The 1901 census reveals that Alfred was staying at the Euston Hotel, Drummond Street, St Pancras, London, and his occupation was Director Mechanical Engineer. On 4th March 1904 Alfred's father John died aged 86 and was re-united with his wife at Weaste Cemetery. In 1911 at 236 Great Clewes Street, Higher Broughton, Salford, 54-year-old Alfred was unmarried and an Engineer and Director of a Limited Company. Also in the house were his unmarried sisters Sarah Ann aged 62 and Mary aged 59.

Alfred had worked for Mather and Platt from being a youngster to his retirement in 1924. He was made a board member in 1899 when the company went public. In 1901 he moved from the Salford Iron Works site to the new site in Newton Heath, Manchester. For fifty years, Sir William Platt referred to him as his "guide, philosopher and friend."

After retiring, he devoted more time to his civic duties and social work. He was a Salford Magistrate and Chairman of its Licencing Committee, president of the Salford Society, trustee of the Windsor Institute and involved with other charities. In 1927, he donated the full cost of £750 for the installation of a wireless system at Hope Hospital.

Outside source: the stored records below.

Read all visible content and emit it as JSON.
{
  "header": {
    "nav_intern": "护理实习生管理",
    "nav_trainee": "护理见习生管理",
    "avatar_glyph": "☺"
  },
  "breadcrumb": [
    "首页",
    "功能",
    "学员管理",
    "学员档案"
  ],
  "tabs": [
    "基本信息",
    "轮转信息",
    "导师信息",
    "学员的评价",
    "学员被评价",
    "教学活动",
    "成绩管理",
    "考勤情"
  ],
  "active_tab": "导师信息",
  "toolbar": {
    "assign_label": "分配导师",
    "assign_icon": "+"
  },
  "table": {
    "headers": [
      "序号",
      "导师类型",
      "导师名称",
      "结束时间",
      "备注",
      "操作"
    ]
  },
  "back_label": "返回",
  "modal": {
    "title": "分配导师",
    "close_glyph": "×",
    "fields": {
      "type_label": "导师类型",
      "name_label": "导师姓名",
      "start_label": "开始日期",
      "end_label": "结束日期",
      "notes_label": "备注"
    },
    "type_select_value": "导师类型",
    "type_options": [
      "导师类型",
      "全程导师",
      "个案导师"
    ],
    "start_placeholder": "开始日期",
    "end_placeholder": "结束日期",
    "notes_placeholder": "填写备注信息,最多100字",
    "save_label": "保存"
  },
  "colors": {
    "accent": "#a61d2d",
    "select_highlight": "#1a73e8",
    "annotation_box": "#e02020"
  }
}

But it was his tireless work and financial support for the Salford Poor Children's Holiday Camp in Prestatyn, North Wales, that Alfred Willett will be best remembered for. He was the inspiration, guiding light and Treasurer. He, as well as the camp founder and Chairman, Salford Mayor Samuel Delves (first Labour Mayor 1925 – 26) and Mayoress Elizabeth Jane Delves, made the camp a success and allowed many Salford school children a week's holiday and an experience by the sea that they would never forget. In May 1830, the Council honoured Alfred by making him a Freeman of the City of Salford. Three weeks later, on 27th May 1930, he died aged 80 and was buried in the family grave at Weaste Cemetery.